Entries taken from a collection:
--------------------

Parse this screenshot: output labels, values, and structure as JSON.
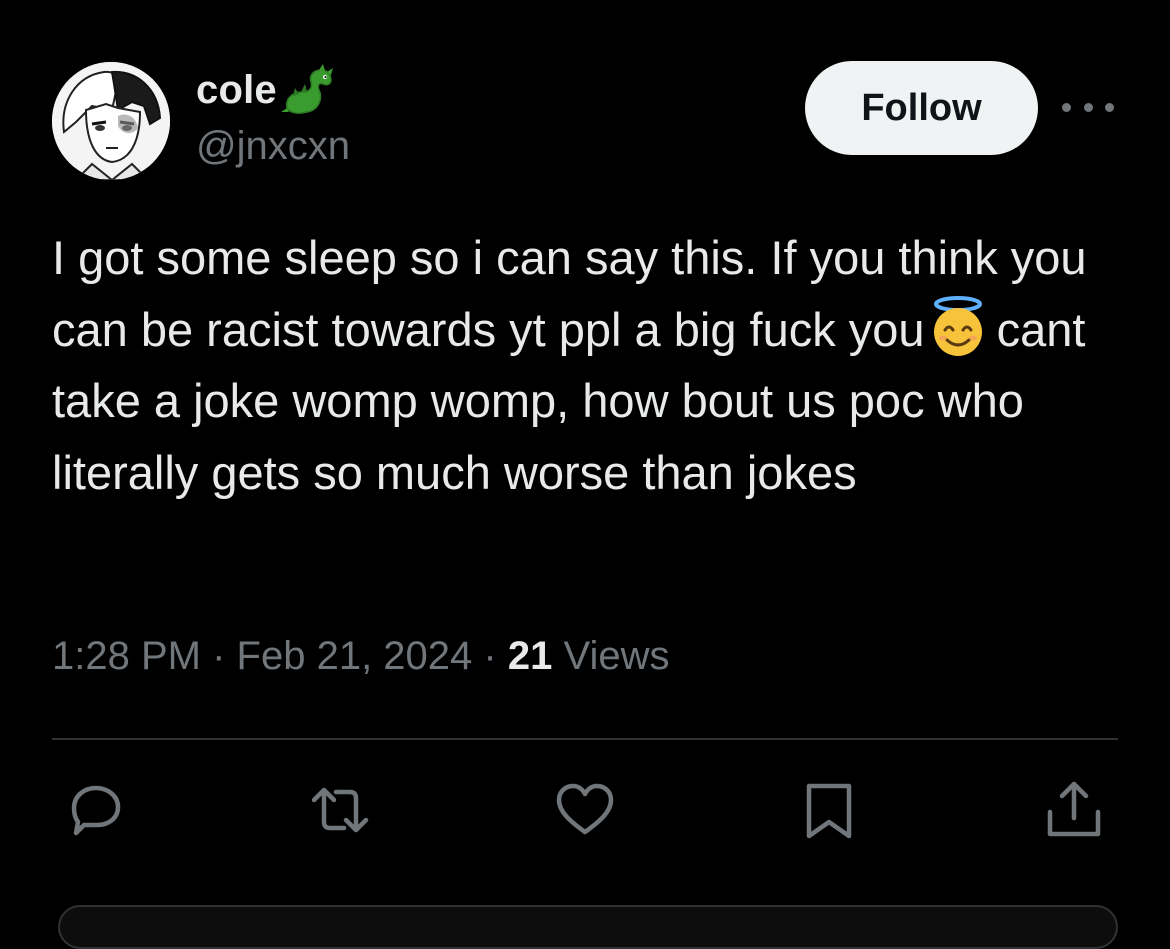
{
  "colors": {
    "background": "#000000",
    "primary_text": "#e7e9ea",
    "secondary_text": "#71767b",
    "follow_bg": "#eff3f4",
    "follow_text": "#0f1419",
    "divider": "#2f3336"
  },
  "author": {
    "display_name": "cole",
    "name_emoji": "dragon",
    "handle": "@jnxcxn",
    "avatar": "anime-character-avatar"
  },
  "follow_label": "Follow",
  "more_icon": "more-horizontal-icon",
  "tweet": {
    "text_before_emoji": "I got some sleep so i can say this. If you think you can be racist towards yt ppl a big fuck you",
    "emoji": "smiling-face-with-halo",
    "text_after_emoji": "cant take a joke womp womp, how bout us poc who literally gets so much worse than jokes"
  },
  "meta": {
    "time": "1:28 PM",
    "separator": "·",
    "date": "Feb 21, 2024",
    "views_count": "21",
    "views_label": "Views"
  },
  "actions": [
    {
      "name": "reply",
      "icon": "reply-icon"
    },
    {
      "name": "retweet",
      "icon": "retweet-icon"
    },
    {
      "name": "like",
      "icon": "heart-icon"
    },
    {
      "name": "bookmark",
      "icon": "bookmark-icon"
    },
    {
      "name": "share",
      "icon": "share-icon"
    }
  ]
}
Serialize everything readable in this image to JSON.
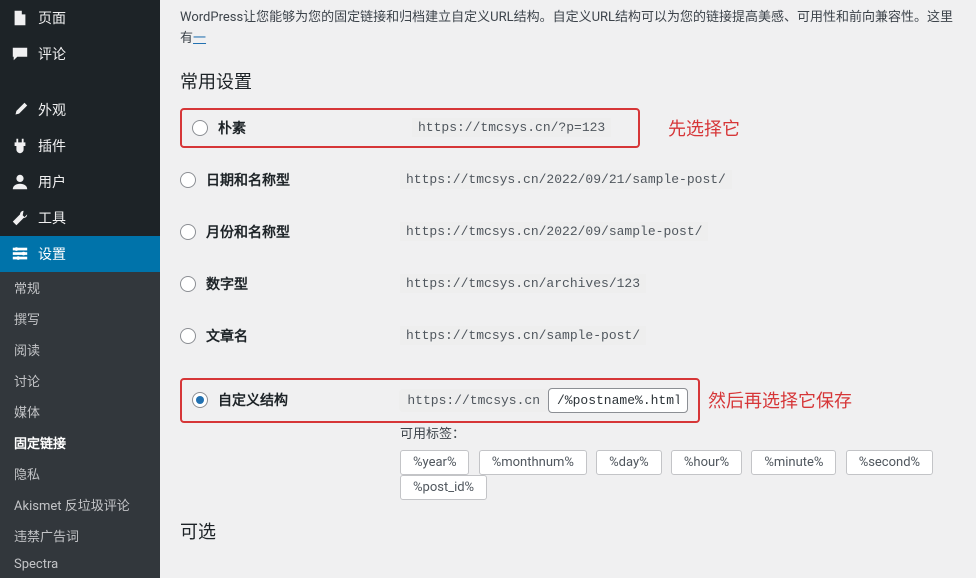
{
  "intro": {
    "text_prefix": "WordPress让您能够为您的固定链接和归档建立自定义URL结构。自定义URL结构可以为您的链接提高美感、可用性和前向兼容性。这里有",
    "link": "一"
  },
  "section_title": "常用设置",
  "optional_title": "可选",
  "sidebar": {
    "items": [
      {
        "label": "页面"
      },
      {
        "label": "评论"
      },
      {
        "label": "外观"
      },
      {
        "label": "插件"
      },
      {
        "label": "用户"
      },
      {
        "label": "工具"
      },
      {
        "label": "设置"
      }
    ],
    "sub": [
      {
        "label": "常规"
      },
      {
        "label": "撰写"
      },
      {
        "label": "阅读"
      },
      {
        "label": "讨论"
      },
      {
        "label": "媒体"
      },
      {
        "label": "固定链接"
      },
      {
        "label": "隐私"
      },
      {
        "label": "Akismet 反垃圾评论"
      },
      {
        "label": "违禁广告词"
      },
      {
        "label": "Spectra"
      }
    ]
  },
  "options": {
    "plain": {
      "label": "朴素",
      "url": "https://tmcsys.cn/?p=123"
    },
    "daynamename": {
      "label": "日期和名称型",
      "url": "https://tmcsys.cn/2022/09/21/sample-post/"
    },
    "monthname": {
      "label": "月份和名称型",
      "url": "https://tmcsys.cn/2022/09/sample-post/"
    },
    "numeric": {
      "label": "数字型",
      "url": "https://tmcsys.cn/archives/123"
    },
    "postname": {
      "label": "文章名",
      "url": "https://tmcsys.cn/sample-post/"
    },
    "custom": {
      "label": "自定义结构",
      "prefix": "https://tmcsys.cn",
      "value": "/%postname%.html"
    }
  },
  "annotations": {
    "first": "先选择它",
    "second": "然后再选择它保存"
  },
  "tags": {
    "label": "可用标签：",
    "items": [
      "%year%",
      "%monthnum%",
      "%day%",
      "%hour%",
      "%minute%",
      "%second%",
      "%post_id%"
    ]
  }
}
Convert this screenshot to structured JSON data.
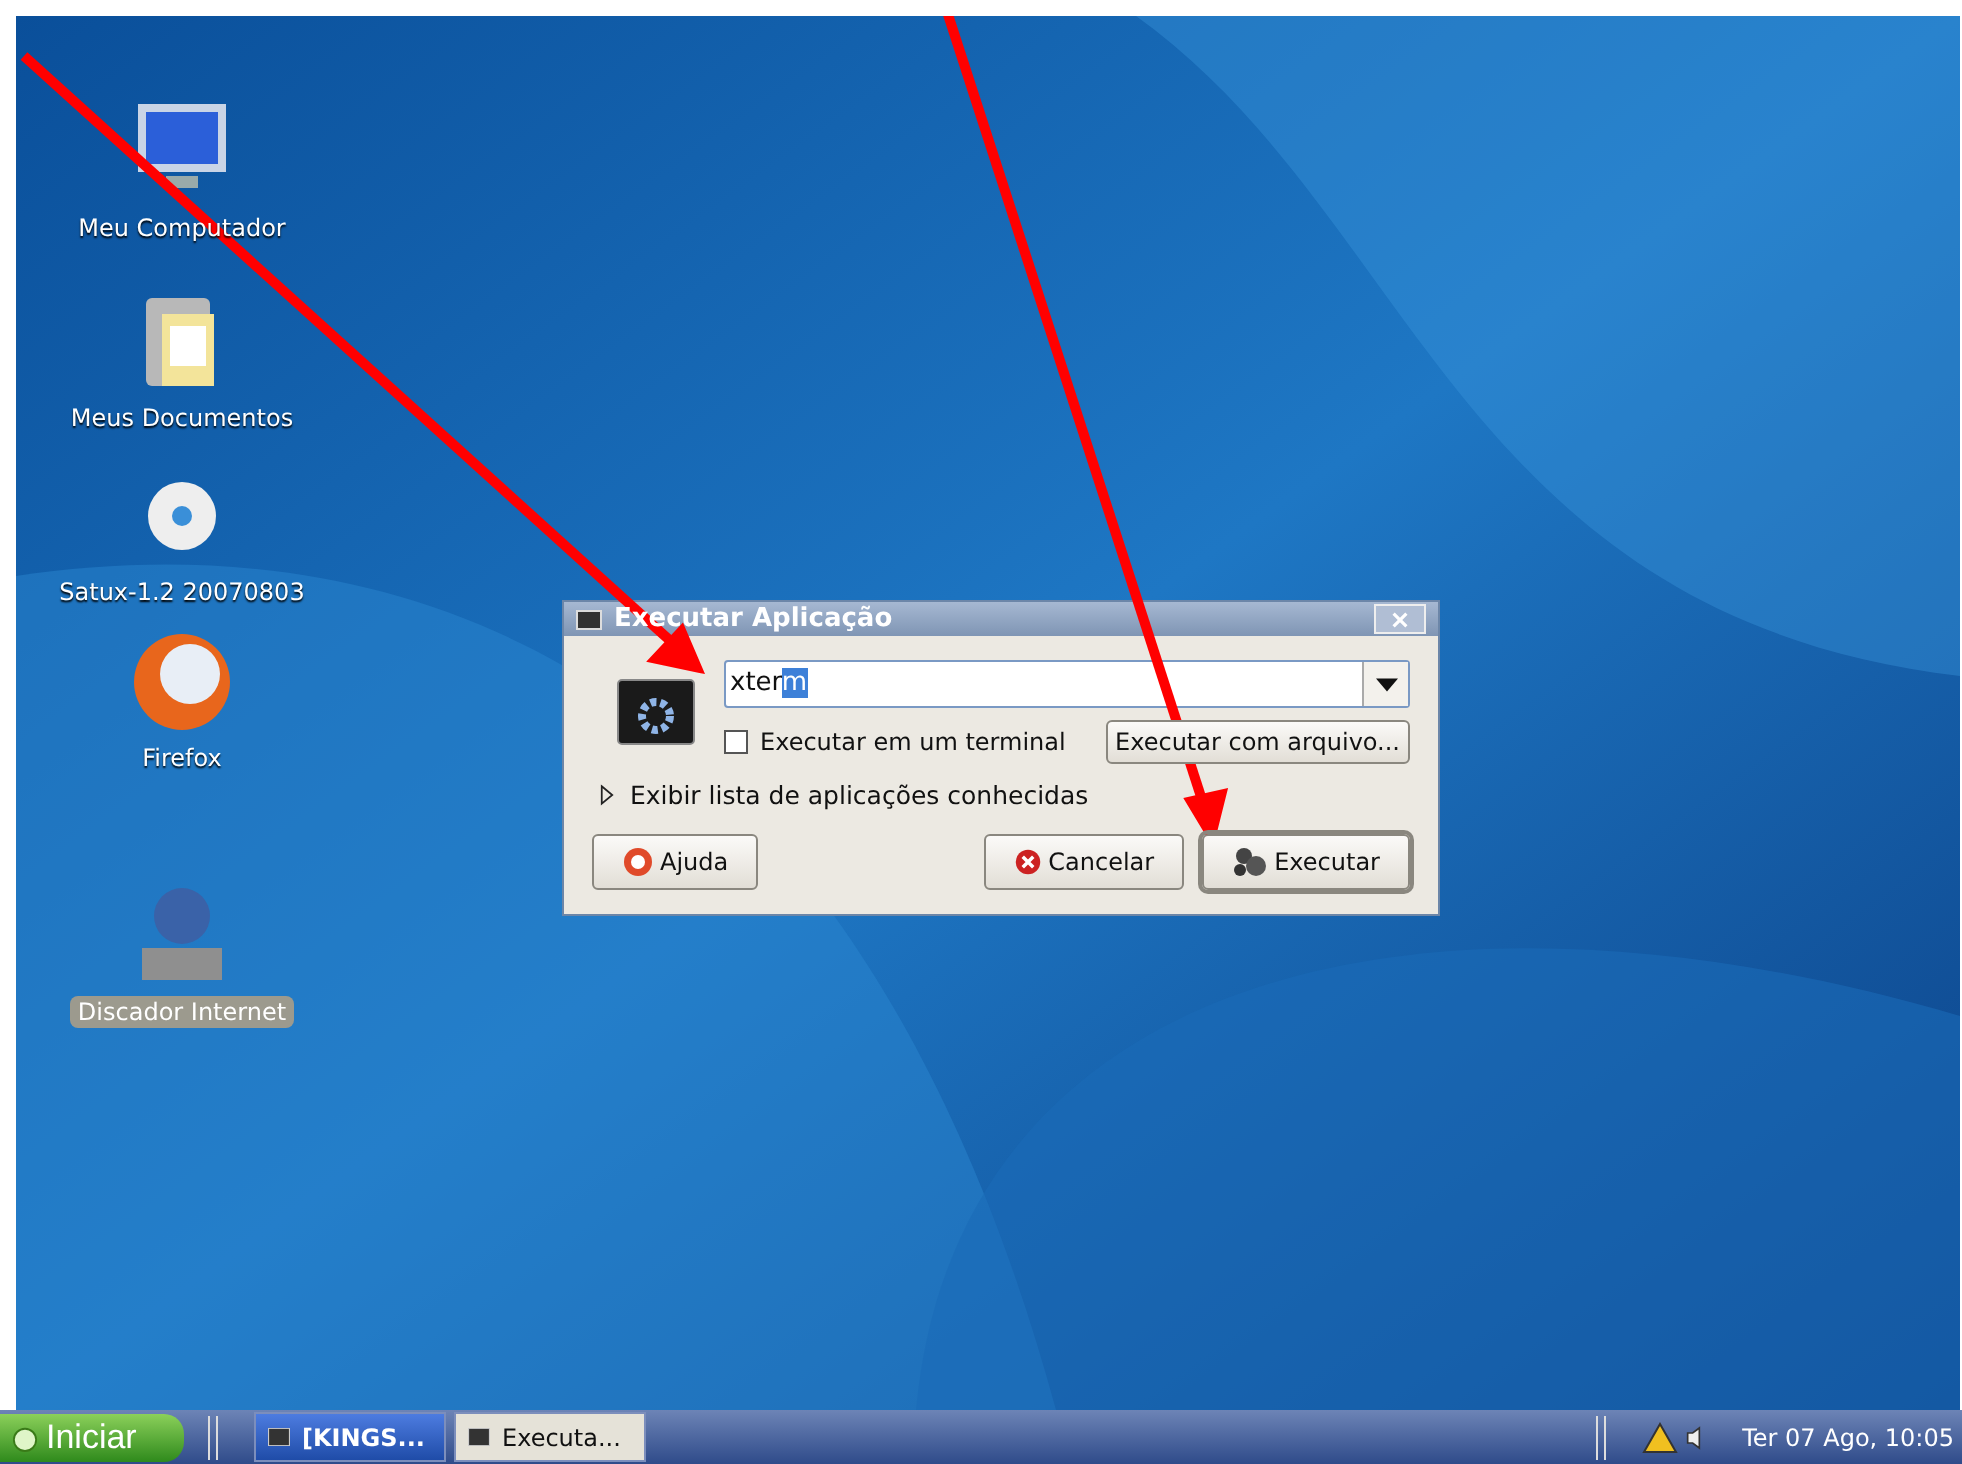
{
  "desktop_icons": [
    {
      "label": "Meu Computador",
      "kind": "computer",
      "selected": false
    },
    {
      "label": "Meus Documentos",
      "kind": "documents",
      "selected": false
    },
    {
      "label": "Satux-1.2 20070803",
      "kind": "dvd",
      "selected": false
    },
    {
      "label": "Firefox",
      "kind": "browser",
      "selected": false
    },
    {
      "label": "Discador Internet",
      "kind": "dialer",
      "selected": true
    }
  ],
  "dialog": {
    "title": "Executar Aplicação",
    "command": {
      "text": "xter",
      "selected_text": "m"
    },
    "terminal_checkbox": {
      "label": "Executar em um terminal",
      "checked": false
    },
    "file_button": "Executar com arquivo...",
    "expander": {
      "label": "Exibir lista de aplicações conhecidas",
      "expanded": false
    },
    "buttons": [
      {
        "label": "Ajuda",
        "kind": "help",
        "default": false
      },
      {
        "label": "Cancelar",
        "kind": "cancel",
        "default": false
      },
      {
        "label": "Executar",
        "kind": "run",
        "default": true
      }
    ]
  },
  "taskbar": {
    "start": "Iniciar",
    "tasks": [
      {
        "label": "[KINGS...",
        "selected": false
      },
      {
        "label": "Executa...",
        "selected": true
      }
    ],
    "clock": "Ter 07 Ago, 10:05"
  }
}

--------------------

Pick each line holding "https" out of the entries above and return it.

## [Finished task]
      "url": "https://tmcsys.cn/?p=123"
      "url": "https://tmcsys.cn/2022/09/21/sample-post/"
      "url": "https://tmcsys.cn/2022/09/sample-post/"
      "url": "https://tmcsys.cn/archives/123"
      "url": "https://tmcsys.cn/sample-post/"
      "prefix": "https://tmcsys.cn",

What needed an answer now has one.